To avoid becoming victims themselves, firefighters need the proper protective equipment when conducting cold-water or ice rescues. The right PPE will guard against hypothermia and keep rescuers afloat.
Cold can be a misunderstood variable. The Coast Guard Marine Safety Program defines cold water to mean water where the monthly mean low temperature is normally 59º F (15º C) or less.
Remember, water conducts heat away from the human body 25 times faster than air. We lose heat at the same rate in air with a temperature of 42º F (6º C) as we do in water that's at 80º F (27º C).
Even surface rescue personnel must be prepared for unusually long operations and atypical weather conditions if they are to avoid developing hypothermia. And this problem is as old as mankind.
The ancestor of exposure suits was invented in 1872 by Gunnar Guddal of Seattle to rescue steamship passengers. Guddal's creation used rubber sheeting and was essentially a pair of rubber pants and shirt cinched tight at the waist.
Within the suit were five air pockets the wearer could inflate by mouth through hoses. Similar to modern-day dry suits, the suit also kept its wearer relatively dry and enabled him to float on his back.
Today's exposure suits are the necessary level of PPE for diver-certified personnel as well as non-divers when conducting cold-water or ice rescues. They protect the user from body heat loss due to contact with cold water and serve as a personal floatation device.
Exposure suits are sized by a range of body sizes and weights so that individuals of different shapes and sizes can wear the same suit. It's a useful variation on the "one-size fits all" concept. For example, an adult exposure suit can have a height range of 4 feet 11 inches to 6 feet 3 inches and a weight range of 110 to 220 pounds.
Exposure suits are normally made of red or bright fluorescent orange or yellow fire-retardant neoprene.
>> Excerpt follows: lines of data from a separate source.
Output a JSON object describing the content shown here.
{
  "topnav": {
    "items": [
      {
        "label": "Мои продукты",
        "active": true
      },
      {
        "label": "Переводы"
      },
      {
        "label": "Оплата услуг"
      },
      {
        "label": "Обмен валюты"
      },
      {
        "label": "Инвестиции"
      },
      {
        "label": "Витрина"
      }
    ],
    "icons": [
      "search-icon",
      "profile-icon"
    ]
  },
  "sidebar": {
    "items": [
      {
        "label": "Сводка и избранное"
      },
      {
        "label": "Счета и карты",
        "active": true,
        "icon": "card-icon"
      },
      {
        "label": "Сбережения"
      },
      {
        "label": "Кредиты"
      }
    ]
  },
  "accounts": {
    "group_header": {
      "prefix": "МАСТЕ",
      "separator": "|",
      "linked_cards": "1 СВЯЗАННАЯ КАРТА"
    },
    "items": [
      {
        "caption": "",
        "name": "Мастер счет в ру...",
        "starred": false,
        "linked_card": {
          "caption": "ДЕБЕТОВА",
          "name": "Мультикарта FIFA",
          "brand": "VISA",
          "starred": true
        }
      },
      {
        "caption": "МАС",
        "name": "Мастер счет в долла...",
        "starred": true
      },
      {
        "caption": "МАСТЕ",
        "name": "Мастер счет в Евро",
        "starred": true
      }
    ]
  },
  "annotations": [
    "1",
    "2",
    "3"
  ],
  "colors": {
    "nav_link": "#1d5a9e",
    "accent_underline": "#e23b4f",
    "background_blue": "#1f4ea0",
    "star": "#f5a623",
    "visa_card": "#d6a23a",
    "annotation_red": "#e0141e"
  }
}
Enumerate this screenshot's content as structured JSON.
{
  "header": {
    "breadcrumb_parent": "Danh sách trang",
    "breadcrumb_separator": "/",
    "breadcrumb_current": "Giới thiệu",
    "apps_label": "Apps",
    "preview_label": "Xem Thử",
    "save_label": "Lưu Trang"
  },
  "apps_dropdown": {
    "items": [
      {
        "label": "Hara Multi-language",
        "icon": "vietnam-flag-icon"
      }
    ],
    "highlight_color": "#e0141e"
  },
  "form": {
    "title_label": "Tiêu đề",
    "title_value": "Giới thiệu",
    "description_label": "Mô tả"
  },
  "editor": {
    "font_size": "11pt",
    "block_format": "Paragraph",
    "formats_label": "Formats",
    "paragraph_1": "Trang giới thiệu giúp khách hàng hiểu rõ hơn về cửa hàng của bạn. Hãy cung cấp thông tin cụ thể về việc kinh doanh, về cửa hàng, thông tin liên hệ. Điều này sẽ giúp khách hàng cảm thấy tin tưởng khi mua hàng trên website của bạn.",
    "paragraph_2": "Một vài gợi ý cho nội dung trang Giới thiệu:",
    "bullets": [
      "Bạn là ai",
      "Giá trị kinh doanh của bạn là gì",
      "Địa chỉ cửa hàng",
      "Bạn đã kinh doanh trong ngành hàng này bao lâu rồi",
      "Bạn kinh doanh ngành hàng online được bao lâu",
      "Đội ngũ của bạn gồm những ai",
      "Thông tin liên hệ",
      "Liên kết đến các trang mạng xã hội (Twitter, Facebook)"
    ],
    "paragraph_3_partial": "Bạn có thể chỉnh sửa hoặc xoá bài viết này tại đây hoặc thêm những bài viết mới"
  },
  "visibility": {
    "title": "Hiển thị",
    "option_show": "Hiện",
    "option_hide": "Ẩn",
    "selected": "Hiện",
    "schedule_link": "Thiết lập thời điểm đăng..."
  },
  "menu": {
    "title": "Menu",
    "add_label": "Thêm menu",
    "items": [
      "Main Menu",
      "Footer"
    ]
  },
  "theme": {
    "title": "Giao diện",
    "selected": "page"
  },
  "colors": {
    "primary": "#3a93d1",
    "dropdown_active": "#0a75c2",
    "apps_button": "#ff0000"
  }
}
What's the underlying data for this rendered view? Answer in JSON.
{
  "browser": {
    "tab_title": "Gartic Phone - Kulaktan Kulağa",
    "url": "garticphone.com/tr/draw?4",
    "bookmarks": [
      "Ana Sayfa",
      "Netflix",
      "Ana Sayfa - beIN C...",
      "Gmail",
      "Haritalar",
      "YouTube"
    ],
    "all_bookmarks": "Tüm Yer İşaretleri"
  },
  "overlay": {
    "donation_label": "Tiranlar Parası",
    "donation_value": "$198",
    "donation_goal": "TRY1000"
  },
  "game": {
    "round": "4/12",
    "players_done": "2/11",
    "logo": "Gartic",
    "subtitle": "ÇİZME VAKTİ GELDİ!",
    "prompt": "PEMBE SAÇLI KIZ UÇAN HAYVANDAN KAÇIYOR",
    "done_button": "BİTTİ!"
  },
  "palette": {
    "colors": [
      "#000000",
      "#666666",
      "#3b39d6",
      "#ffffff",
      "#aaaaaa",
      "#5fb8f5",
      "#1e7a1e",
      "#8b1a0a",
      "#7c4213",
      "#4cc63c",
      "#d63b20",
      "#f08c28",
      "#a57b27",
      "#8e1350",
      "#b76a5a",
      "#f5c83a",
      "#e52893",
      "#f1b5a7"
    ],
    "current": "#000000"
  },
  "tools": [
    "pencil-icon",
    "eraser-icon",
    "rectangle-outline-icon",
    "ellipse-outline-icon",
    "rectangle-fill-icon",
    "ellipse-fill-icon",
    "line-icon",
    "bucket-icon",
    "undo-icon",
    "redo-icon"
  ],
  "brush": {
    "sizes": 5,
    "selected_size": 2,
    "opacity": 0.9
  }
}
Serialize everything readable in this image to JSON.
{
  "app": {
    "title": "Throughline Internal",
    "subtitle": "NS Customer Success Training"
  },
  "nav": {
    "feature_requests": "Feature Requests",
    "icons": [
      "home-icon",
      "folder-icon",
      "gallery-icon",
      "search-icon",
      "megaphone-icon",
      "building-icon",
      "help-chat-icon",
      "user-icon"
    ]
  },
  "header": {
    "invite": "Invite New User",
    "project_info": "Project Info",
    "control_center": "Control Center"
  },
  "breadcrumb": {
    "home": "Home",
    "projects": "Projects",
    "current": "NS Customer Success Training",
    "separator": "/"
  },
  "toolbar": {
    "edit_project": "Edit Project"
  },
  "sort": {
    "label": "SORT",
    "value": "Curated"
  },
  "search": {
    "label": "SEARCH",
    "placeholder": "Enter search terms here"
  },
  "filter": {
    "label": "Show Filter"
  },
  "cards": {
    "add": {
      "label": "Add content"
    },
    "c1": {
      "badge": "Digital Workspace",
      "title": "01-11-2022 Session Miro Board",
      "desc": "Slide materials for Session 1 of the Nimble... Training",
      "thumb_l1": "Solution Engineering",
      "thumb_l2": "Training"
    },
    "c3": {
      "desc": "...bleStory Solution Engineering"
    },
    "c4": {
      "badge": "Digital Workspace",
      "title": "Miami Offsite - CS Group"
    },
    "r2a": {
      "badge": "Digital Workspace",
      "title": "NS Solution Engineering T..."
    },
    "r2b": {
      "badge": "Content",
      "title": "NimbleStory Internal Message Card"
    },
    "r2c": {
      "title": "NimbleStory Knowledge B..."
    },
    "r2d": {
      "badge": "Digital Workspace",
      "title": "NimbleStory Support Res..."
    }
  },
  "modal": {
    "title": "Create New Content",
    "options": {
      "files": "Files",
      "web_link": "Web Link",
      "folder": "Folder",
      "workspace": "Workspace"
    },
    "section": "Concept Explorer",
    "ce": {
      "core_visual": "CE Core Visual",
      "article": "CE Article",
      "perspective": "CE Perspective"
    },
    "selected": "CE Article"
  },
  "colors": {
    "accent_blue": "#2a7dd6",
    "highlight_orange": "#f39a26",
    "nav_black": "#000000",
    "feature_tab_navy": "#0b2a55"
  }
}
Neoprene, a synthetic rubber closed-cell foam, contains a multitude of tiny air bubbles making it sufficiently buoyant to serve as a personal flotation device.
The seams of a neoprene suit are sewn and taped to seal out the cold water, and have strips of SOLAS (Safety of Life at Sea) specified retro-reflective tape on the arms, legs and head to make the wearer visible at night.
When choosing an exposure suit, the first question to ask is what kind of water do you need protection from. Will the water be contaminated, cold, full of debris, moving or a combination of these variables?
The next decision has to be what do you need the suit for. Will it be for cold-water rescue, swift-water operations, surf rescue, boat or personal watercraft operations, or surface ice rescue? Other questions to ask include:
- What are the department's budget constraints?
- How many suits and what size ranges will be needed for a typical rescue response?
- How often will the suits be used?
Features to look for
For starters, make sure that any suit considered for purchase is U.S. Coast Gaurd 161.071 approved and SOLAS compliant. After that, look for a suit that has these features.
Suits should be made of 5 mm neoprene and one-piece, sealed construction. It must be inherently buoyant. That means that it is capable of keeping the user afloat even if it becomes filled with water from a leak or tear.
Look for a snug-fitting face seal that is flexible, comfortable and prevents water entry in the event of a submersion. Dual-zipper pull tabs make for easier and quicker donning.
Likewise, three-fingered mitts allow for easier donning, keep the fingers warmer and serve as paddles for better movement in the water. Easily accessible pockets, preferably on the sleeves, are needed to carry self-rescue devices like ice claws.
Wide legs offer easier donning, particularly when the user is wearing duty boots. Look for a suit that has vents in the bottom of the legs that allow air trapped in the legs to escape; this will keep the legs from floating to the surface and interfering with operations.
Look for an inflatable high-rider ring for additional freeboard and buoyancy — keeping the rescuer in a more upright position. A detachable high-rider ring can be replaced without having to condemn the entire suit.
It must have an attachment point on back of suit for securing a lifeline to the user. Attached safety whistle for use during night operations or in high-noise environments such as swift-water rescues is also useful.
Finally, a sturdy storage bag with handles aids quick retrieval and donning of suit. It also protects the suit from what may be long periods of storage between uses.